Where the data below has the string "Waiting", return the whole line.

(Data excerpts)
:::::

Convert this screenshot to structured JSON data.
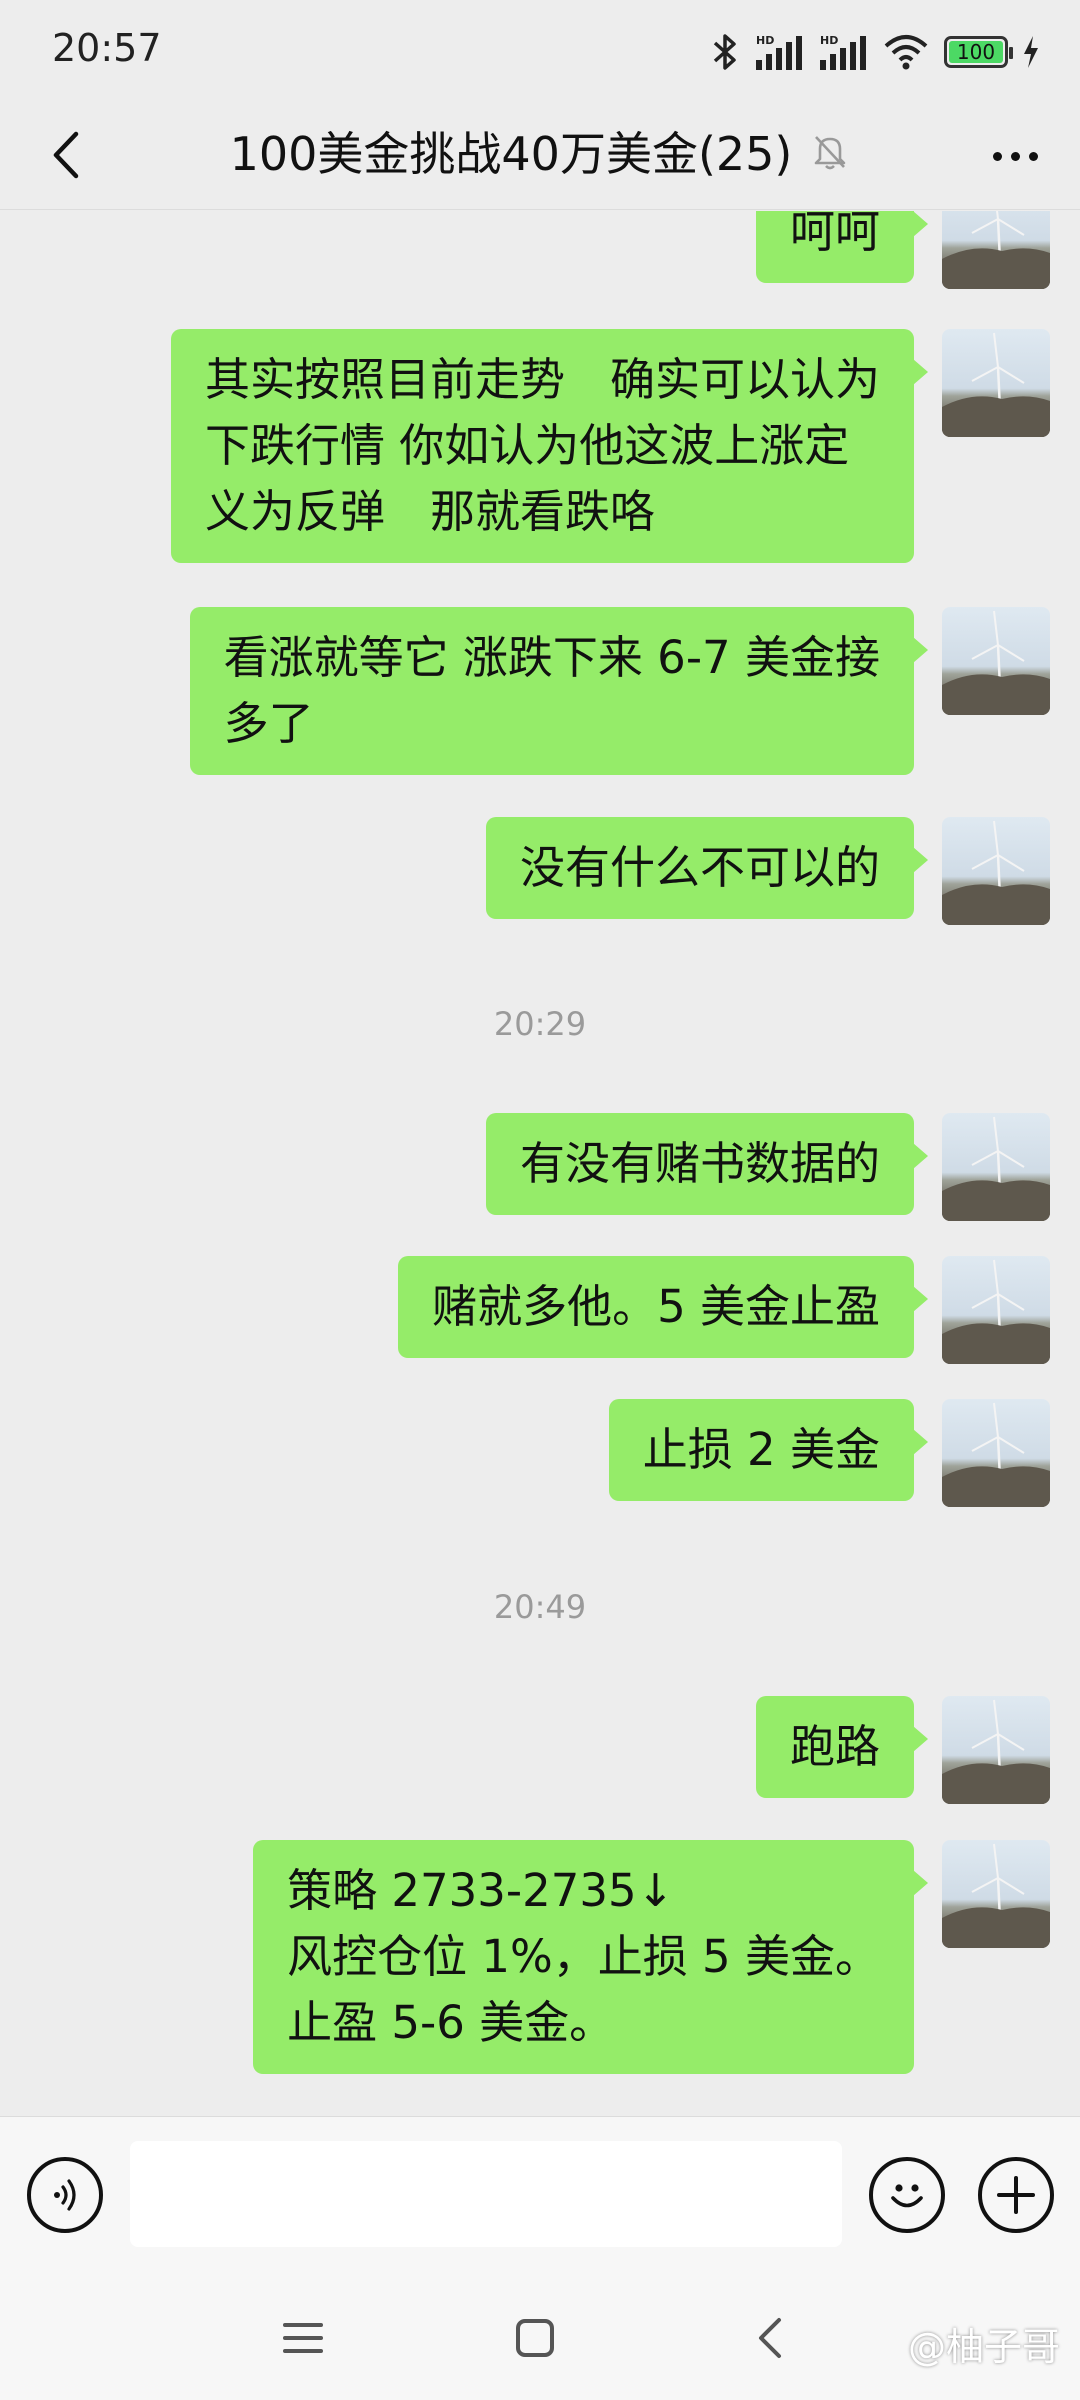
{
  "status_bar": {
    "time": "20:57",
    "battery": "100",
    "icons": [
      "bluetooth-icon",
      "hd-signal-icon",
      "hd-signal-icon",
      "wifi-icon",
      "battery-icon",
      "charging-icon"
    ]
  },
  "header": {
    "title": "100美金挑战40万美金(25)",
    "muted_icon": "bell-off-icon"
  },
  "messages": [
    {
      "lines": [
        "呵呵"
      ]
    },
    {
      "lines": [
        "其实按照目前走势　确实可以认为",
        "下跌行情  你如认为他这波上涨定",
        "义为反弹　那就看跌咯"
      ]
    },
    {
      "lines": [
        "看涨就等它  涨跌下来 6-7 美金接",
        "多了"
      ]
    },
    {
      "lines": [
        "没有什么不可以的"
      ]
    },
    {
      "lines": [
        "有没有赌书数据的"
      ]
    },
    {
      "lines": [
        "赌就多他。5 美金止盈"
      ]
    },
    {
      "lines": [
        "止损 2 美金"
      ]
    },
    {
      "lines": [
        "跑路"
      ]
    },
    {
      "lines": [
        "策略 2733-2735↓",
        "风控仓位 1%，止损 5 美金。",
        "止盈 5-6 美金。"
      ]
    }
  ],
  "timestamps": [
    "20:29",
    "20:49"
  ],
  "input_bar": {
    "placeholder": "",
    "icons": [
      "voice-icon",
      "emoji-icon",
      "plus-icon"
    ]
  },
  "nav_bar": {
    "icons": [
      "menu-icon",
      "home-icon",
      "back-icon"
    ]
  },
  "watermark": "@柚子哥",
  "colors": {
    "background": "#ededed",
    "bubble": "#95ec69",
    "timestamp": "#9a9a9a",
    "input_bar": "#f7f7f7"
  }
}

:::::

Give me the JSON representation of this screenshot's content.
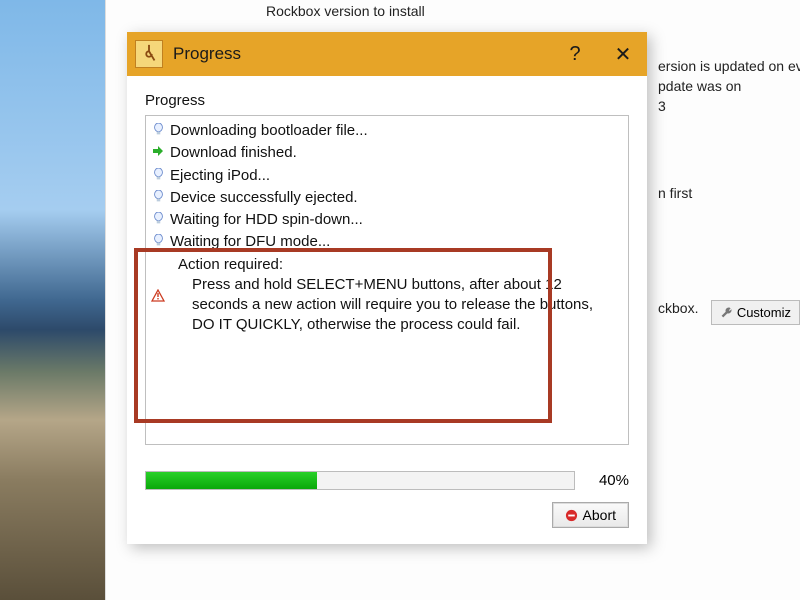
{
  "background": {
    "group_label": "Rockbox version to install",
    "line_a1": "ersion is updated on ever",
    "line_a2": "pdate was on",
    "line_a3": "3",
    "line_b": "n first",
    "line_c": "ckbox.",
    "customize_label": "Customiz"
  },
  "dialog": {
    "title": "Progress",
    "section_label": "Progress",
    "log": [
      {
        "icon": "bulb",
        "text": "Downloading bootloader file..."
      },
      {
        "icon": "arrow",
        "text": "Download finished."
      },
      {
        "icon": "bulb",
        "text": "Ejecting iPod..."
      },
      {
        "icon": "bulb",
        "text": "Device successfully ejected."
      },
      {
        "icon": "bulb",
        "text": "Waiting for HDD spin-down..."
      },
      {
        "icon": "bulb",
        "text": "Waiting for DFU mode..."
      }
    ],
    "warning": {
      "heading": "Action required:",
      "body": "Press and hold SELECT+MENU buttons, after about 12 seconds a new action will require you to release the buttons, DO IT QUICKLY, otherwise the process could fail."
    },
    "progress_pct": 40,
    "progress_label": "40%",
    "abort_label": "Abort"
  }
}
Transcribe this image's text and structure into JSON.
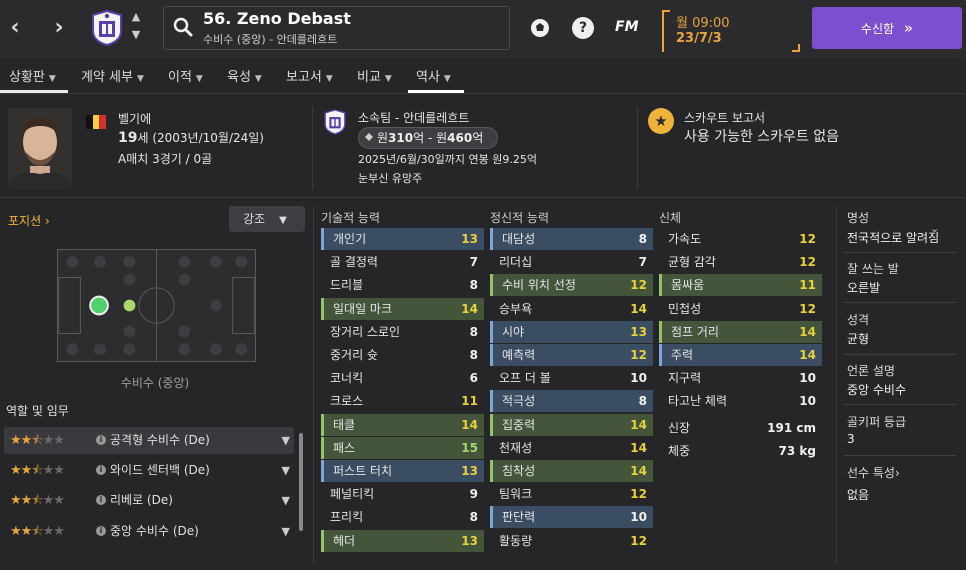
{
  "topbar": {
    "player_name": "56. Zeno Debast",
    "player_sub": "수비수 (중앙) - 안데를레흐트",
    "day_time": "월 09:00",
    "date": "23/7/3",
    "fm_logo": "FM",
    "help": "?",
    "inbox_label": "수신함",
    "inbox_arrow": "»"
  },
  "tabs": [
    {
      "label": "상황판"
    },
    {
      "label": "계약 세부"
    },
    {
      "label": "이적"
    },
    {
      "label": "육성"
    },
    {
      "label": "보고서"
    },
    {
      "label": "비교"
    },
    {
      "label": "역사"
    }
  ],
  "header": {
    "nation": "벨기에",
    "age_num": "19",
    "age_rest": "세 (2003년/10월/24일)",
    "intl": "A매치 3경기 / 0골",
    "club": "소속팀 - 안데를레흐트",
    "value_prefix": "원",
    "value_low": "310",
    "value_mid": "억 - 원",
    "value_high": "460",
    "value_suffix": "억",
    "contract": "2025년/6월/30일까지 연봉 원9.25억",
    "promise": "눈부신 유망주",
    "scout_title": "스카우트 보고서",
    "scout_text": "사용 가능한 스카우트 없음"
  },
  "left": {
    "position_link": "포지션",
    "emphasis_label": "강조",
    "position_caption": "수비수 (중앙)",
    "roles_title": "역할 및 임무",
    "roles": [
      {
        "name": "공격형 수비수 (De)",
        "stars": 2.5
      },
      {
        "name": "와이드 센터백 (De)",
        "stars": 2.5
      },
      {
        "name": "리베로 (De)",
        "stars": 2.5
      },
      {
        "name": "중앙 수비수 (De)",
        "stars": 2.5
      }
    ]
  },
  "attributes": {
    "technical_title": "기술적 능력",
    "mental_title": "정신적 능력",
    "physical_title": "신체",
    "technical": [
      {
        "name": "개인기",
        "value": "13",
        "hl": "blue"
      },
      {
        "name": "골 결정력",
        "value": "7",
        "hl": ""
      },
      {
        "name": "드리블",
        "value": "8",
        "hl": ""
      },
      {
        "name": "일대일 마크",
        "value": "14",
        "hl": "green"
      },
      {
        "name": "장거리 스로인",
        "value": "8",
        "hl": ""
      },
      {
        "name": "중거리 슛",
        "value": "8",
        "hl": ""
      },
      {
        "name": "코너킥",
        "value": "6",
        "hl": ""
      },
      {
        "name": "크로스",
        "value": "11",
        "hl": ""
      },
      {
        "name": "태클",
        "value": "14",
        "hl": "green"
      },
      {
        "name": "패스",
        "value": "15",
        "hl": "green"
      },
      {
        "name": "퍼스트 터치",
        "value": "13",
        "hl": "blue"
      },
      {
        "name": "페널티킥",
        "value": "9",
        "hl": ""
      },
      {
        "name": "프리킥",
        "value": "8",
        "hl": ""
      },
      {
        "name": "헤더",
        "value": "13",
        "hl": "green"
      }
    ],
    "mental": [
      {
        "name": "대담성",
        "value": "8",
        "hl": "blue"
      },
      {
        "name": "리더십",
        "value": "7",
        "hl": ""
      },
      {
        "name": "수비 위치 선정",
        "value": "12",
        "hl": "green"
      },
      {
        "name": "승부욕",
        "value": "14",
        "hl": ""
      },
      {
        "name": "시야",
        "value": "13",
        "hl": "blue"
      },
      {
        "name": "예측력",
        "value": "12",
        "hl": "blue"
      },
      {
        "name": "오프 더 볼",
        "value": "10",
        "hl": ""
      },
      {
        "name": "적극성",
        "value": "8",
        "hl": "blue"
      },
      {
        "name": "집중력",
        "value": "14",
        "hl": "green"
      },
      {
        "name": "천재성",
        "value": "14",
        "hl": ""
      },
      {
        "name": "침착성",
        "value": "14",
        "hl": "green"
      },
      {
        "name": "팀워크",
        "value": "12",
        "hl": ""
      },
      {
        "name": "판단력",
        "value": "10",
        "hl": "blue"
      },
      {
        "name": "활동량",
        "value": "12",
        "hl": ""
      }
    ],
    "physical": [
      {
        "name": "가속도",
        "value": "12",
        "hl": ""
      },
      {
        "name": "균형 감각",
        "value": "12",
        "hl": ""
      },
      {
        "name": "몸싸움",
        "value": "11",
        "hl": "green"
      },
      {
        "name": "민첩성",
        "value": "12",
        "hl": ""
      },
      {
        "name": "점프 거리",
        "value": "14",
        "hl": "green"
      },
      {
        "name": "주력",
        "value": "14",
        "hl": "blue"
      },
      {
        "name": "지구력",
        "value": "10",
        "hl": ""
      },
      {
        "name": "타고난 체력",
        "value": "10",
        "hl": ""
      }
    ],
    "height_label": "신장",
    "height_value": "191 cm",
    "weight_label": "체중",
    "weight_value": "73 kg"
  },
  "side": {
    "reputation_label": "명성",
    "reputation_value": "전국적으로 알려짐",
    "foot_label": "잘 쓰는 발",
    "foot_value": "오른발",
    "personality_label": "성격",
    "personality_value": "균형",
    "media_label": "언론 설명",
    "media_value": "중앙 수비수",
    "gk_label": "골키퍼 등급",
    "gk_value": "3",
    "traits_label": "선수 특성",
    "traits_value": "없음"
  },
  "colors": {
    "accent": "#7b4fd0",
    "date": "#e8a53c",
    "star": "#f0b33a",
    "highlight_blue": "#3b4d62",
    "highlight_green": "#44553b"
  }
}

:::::

* RESPONSE BELOW
        "text": "Waiting for HDD spin-down..."
        "text": "Waiting for DFU mode..."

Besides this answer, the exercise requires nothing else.